* [Goal of the exercise]
Please go line by line through the material and copy each one containing the word "data".

* [Material for this exercise]
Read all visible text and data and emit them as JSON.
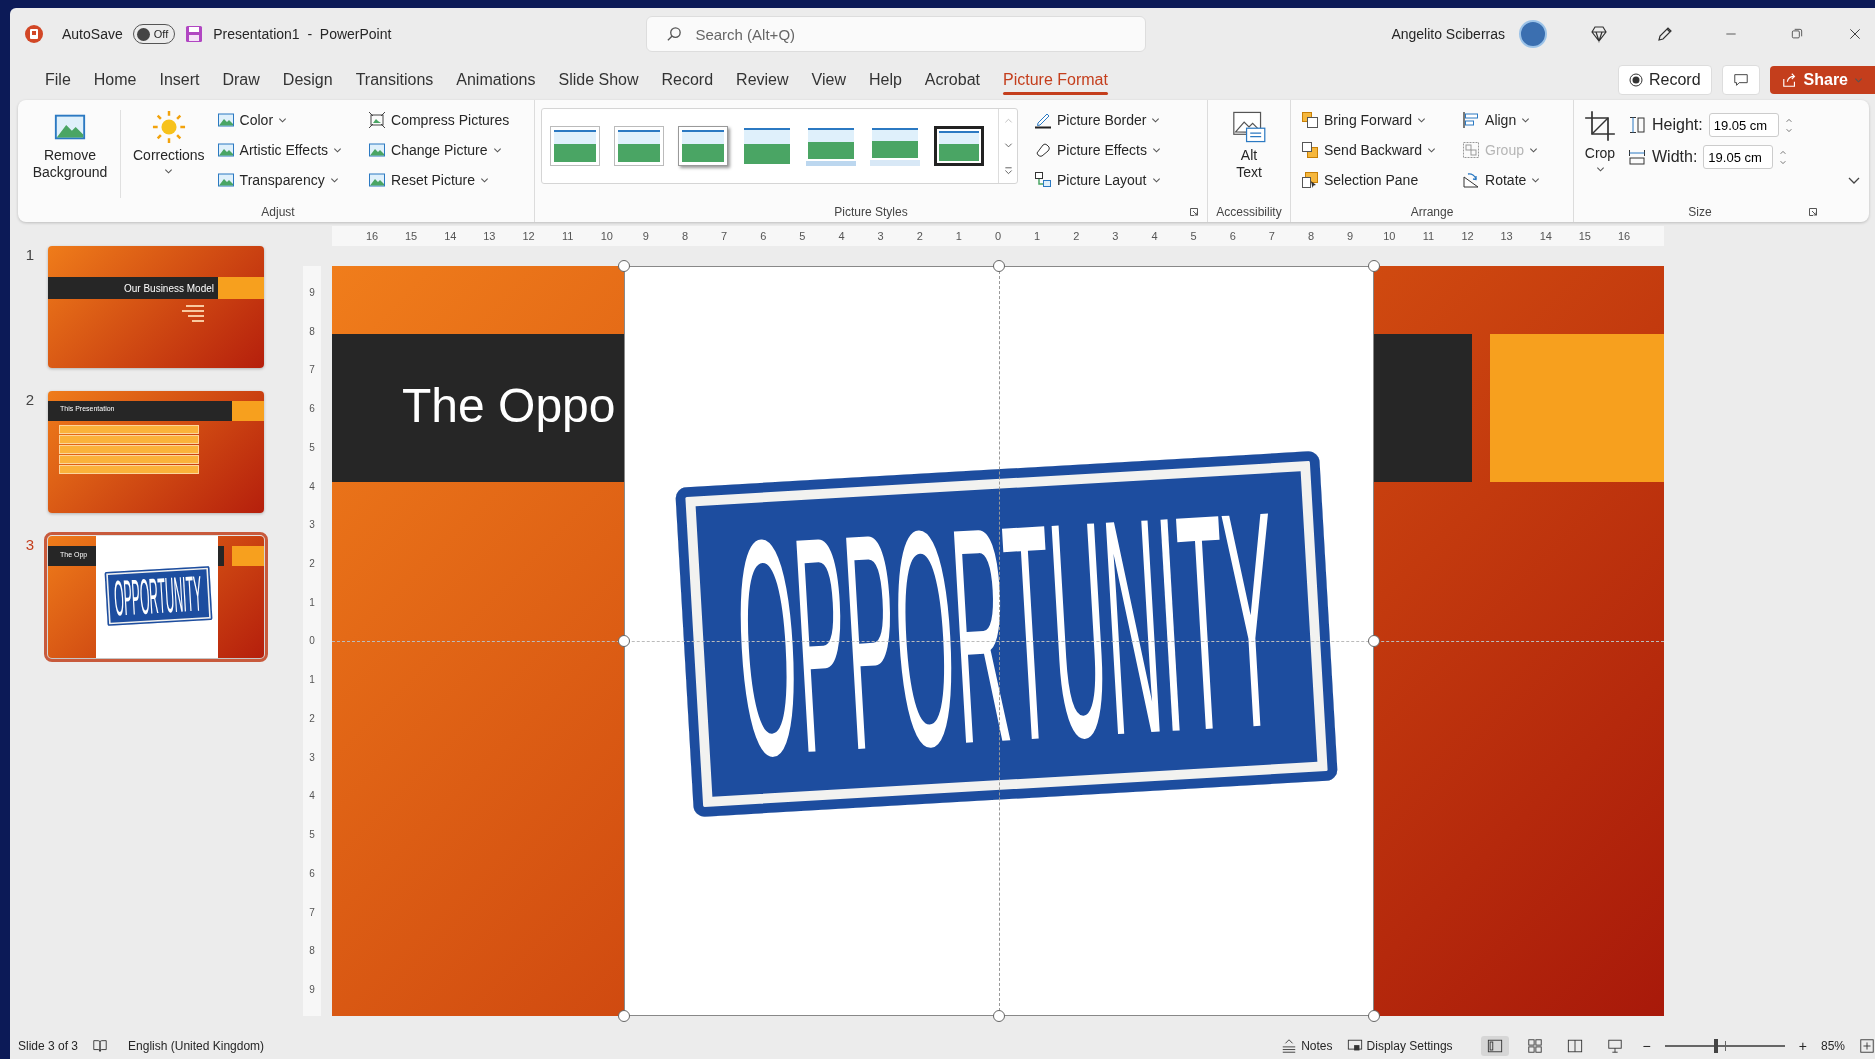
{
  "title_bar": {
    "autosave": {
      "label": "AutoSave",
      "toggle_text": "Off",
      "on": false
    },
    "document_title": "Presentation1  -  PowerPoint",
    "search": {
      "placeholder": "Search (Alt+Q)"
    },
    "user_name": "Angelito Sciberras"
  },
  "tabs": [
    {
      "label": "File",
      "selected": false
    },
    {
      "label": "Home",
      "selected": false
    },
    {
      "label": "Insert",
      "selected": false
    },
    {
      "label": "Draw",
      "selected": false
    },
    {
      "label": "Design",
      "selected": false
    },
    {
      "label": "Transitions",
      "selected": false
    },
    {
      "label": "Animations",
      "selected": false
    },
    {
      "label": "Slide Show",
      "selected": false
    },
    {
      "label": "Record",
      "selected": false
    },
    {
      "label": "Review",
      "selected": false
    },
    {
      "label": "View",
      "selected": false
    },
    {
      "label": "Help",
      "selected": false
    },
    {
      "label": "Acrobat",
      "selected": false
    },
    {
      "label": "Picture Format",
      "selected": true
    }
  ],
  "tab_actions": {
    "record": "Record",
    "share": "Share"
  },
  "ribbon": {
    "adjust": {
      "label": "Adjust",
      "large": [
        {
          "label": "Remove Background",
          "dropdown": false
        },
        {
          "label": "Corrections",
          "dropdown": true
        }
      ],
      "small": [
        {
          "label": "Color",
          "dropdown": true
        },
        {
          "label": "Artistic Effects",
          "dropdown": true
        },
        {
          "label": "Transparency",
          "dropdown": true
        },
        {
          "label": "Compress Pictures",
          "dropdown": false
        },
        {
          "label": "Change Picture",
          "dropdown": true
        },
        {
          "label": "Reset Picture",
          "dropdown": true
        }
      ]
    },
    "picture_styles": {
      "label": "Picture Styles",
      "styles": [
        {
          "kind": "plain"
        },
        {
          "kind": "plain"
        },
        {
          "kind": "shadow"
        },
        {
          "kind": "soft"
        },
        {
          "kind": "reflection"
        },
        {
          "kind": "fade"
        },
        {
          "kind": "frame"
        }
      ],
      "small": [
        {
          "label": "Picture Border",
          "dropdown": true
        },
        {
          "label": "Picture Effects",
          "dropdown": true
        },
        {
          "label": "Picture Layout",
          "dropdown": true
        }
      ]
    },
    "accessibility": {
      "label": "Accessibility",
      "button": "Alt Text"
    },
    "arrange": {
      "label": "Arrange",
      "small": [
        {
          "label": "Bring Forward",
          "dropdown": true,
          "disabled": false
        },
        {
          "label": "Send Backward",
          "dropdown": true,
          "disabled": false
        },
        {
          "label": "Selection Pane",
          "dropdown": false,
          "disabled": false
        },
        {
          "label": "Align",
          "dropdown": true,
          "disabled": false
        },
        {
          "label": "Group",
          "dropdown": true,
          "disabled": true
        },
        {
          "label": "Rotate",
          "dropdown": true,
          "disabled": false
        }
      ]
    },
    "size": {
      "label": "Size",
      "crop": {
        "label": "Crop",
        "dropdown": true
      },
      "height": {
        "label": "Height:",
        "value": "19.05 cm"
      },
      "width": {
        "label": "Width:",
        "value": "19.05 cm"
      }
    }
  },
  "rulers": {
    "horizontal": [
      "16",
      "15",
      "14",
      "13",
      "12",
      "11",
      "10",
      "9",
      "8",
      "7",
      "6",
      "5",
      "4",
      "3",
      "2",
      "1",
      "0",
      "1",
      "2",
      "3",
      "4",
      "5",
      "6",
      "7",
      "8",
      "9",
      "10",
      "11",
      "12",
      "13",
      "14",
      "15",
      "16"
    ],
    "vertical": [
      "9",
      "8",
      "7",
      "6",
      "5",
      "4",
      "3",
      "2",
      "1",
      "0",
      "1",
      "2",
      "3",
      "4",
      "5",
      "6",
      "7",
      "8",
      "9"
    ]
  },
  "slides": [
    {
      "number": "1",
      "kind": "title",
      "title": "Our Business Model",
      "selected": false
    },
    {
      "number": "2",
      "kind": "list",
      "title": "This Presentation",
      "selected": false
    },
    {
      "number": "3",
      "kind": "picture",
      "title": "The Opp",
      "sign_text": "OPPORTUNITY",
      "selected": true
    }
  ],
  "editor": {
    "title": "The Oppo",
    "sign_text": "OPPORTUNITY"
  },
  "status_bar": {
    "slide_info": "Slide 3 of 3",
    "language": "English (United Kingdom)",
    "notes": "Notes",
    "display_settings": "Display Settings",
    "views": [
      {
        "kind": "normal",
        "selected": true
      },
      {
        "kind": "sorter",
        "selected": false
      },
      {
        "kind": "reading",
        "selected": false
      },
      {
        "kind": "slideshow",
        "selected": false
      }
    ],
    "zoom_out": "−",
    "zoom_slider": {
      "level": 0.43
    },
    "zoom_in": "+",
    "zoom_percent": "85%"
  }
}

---

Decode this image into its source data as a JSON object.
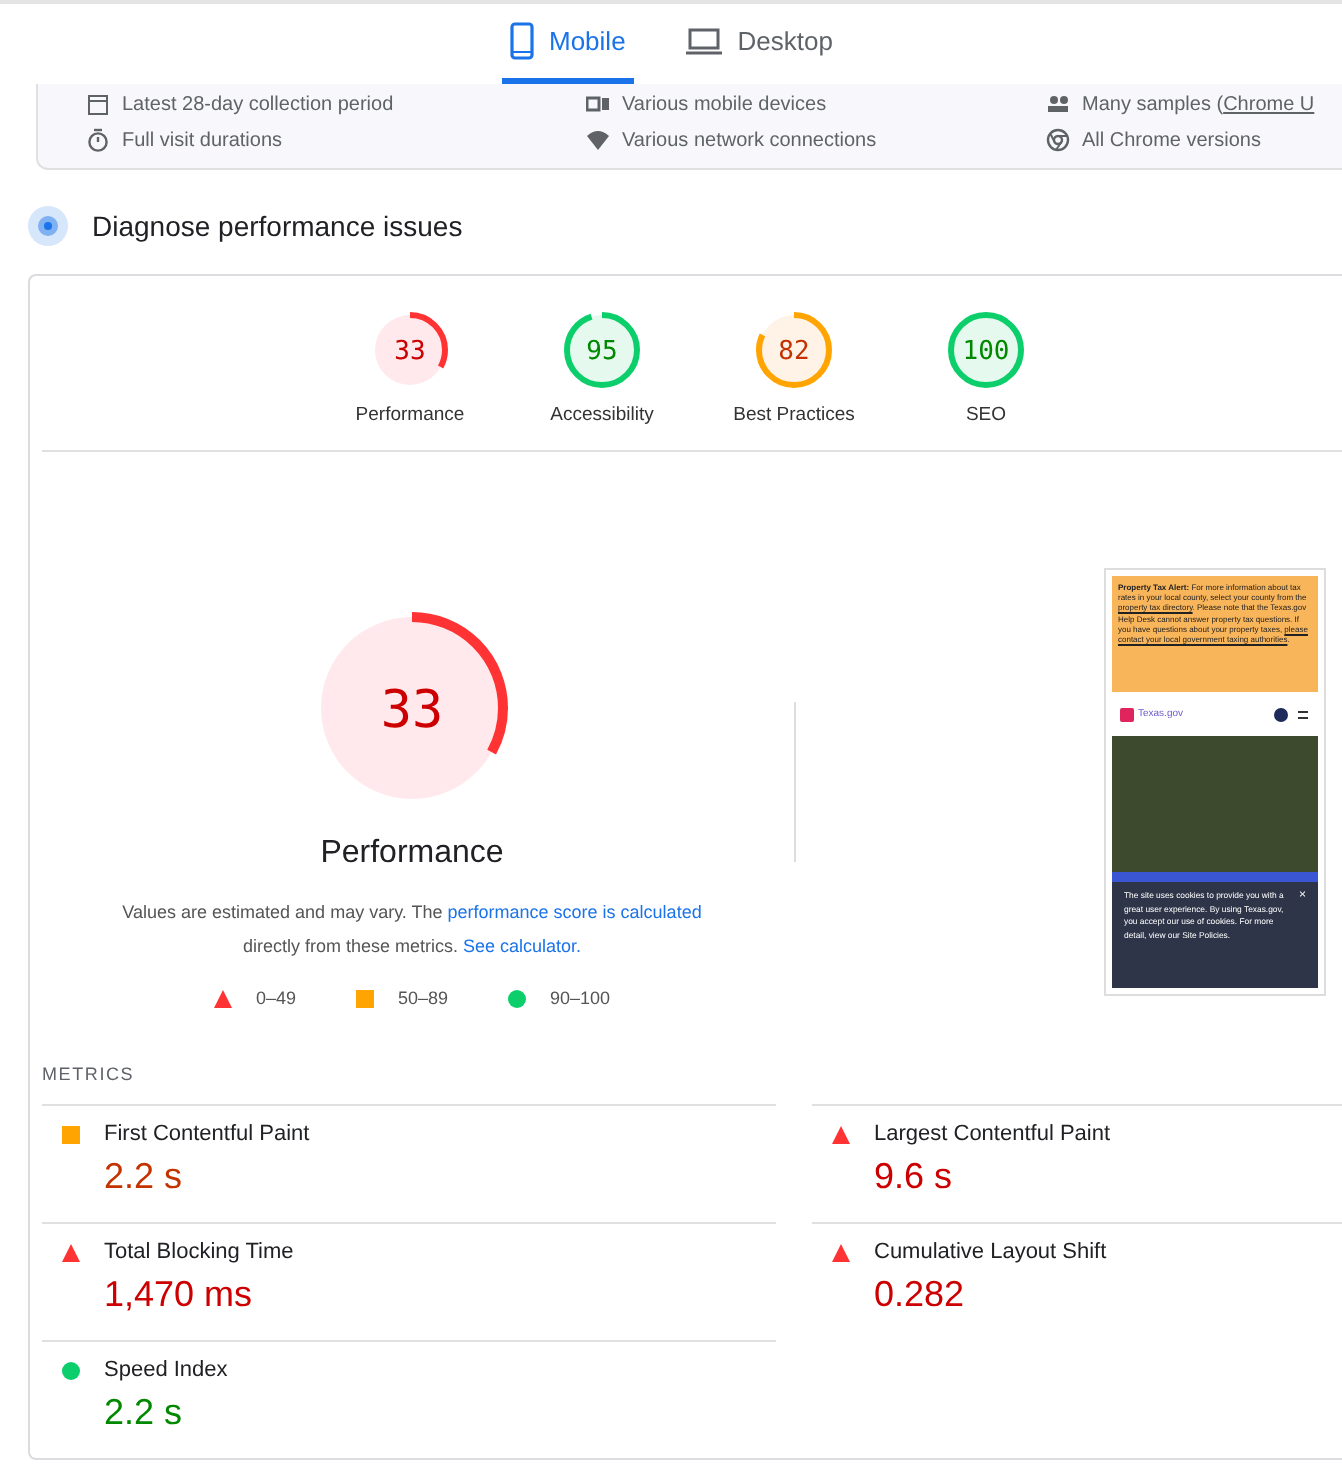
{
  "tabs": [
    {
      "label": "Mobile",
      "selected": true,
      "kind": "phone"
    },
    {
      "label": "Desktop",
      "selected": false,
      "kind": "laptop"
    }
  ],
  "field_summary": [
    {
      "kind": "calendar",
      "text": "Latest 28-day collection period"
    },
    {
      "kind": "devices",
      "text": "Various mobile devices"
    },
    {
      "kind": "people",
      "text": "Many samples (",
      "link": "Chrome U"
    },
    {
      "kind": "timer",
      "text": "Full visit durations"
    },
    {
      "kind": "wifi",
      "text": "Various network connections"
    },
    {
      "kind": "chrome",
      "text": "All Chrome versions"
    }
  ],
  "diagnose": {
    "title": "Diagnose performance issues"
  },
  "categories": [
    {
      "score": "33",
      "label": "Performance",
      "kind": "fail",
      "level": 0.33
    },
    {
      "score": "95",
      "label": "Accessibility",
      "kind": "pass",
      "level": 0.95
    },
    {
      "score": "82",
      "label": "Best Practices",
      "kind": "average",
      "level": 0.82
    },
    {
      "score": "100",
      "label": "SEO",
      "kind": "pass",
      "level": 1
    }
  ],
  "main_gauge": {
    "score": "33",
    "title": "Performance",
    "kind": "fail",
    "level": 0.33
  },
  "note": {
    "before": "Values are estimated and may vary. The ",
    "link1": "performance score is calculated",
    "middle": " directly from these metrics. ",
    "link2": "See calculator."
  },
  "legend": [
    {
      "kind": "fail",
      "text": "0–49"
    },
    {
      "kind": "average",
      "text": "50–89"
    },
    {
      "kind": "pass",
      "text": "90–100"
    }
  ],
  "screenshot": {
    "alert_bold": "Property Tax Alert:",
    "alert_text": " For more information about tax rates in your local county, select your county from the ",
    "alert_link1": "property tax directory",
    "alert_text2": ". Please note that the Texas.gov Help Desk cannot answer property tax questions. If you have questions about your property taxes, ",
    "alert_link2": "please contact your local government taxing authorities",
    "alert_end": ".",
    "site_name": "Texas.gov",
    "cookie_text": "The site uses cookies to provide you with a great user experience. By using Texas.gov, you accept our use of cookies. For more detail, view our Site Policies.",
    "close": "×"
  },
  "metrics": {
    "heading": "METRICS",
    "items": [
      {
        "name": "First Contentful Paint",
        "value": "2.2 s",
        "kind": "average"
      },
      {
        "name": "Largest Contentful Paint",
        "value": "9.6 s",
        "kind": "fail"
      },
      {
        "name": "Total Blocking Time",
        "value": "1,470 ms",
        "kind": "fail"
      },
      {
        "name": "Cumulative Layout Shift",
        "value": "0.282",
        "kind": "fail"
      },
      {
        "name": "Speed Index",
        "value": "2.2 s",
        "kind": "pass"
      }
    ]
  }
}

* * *

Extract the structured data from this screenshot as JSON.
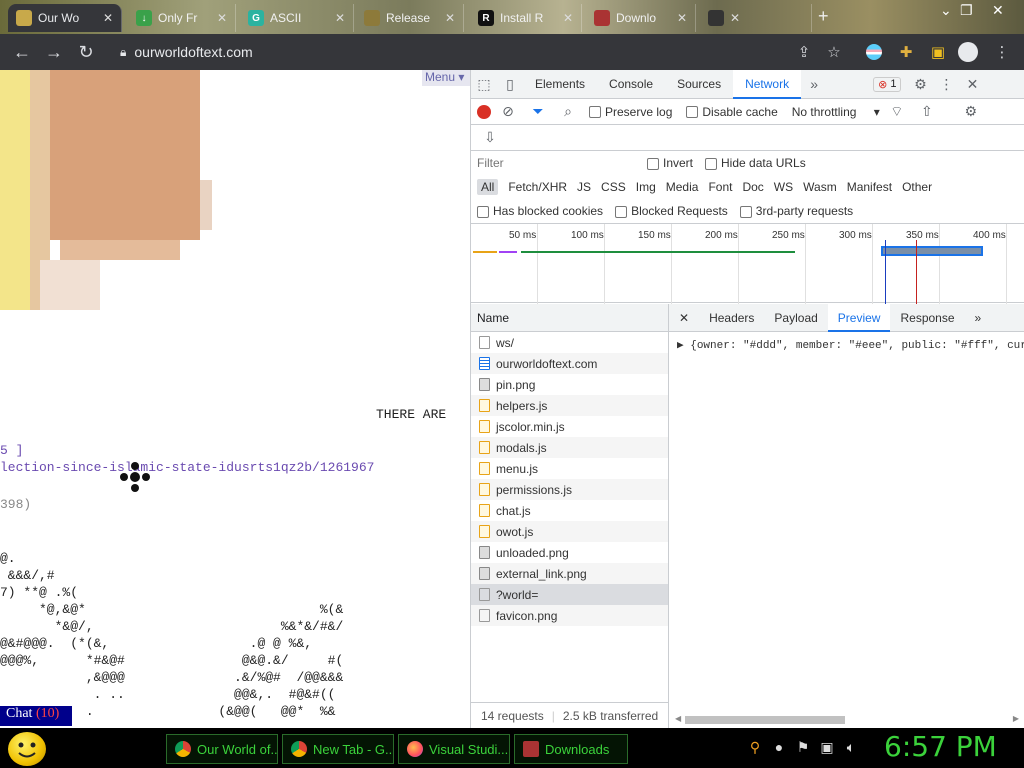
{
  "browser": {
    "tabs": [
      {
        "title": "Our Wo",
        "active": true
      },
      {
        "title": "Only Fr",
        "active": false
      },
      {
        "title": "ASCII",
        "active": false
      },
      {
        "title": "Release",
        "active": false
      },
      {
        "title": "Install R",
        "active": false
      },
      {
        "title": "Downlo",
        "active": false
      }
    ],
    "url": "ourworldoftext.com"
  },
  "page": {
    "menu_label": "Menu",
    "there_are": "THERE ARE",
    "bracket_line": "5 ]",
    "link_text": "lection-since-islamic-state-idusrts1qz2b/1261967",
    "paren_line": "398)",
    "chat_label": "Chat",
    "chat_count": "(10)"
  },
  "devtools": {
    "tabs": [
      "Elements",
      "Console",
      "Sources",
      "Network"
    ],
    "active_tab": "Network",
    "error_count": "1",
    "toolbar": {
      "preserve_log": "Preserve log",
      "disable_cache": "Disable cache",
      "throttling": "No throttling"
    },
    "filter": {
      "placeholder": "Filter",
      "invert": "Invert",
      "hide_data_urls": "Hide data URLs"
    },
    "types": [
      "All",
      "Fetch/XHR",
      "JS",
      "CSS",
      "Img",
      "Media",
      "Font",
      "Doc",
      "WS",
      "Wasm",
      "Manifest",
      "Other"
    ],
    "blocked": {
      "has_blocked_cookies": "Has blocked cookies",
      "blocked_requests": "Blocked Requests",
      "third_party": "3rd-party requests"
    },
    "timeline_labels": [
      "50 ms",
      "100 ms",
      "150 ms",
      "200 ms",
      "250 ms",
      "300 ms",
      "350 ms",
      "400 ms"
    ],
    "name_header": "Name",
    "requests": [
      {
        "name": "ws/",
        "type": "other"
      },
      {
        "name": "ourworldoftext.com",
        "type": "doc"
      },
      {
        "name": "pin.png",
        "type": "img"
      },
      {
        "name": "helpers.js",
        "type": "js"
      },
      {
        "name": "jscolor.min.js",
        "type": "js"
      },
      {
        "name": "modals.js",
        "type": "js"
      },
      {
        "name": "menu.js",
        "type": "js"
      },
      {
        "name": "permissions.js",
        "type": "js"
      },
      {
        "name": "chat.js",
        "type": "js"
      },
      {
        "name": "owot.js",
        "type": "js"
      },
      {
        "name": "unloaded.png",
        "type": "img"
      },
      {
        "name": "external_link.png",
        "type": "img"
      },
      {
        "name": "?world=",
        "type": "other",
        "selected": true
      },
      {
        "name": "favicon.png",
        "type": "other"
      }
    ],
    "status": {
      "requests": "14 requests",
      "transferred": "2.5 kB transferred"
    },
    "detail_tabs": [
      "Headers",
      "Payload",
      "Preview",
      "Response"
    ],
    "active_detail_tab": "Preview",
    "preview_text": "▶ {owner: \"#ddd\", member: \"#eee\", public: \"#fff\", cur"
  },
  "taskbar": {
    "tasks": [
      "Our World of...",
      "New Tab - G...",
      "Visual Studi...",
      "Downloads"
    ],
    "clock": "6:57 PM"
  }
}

* [Task solution]
Read all visible text and data and emit them as JSON.
Decode this image into its source data as a JSON object.
Extract the structured data from this screenshot as JSON.
      "hide_data_urls": "Hide data URLs"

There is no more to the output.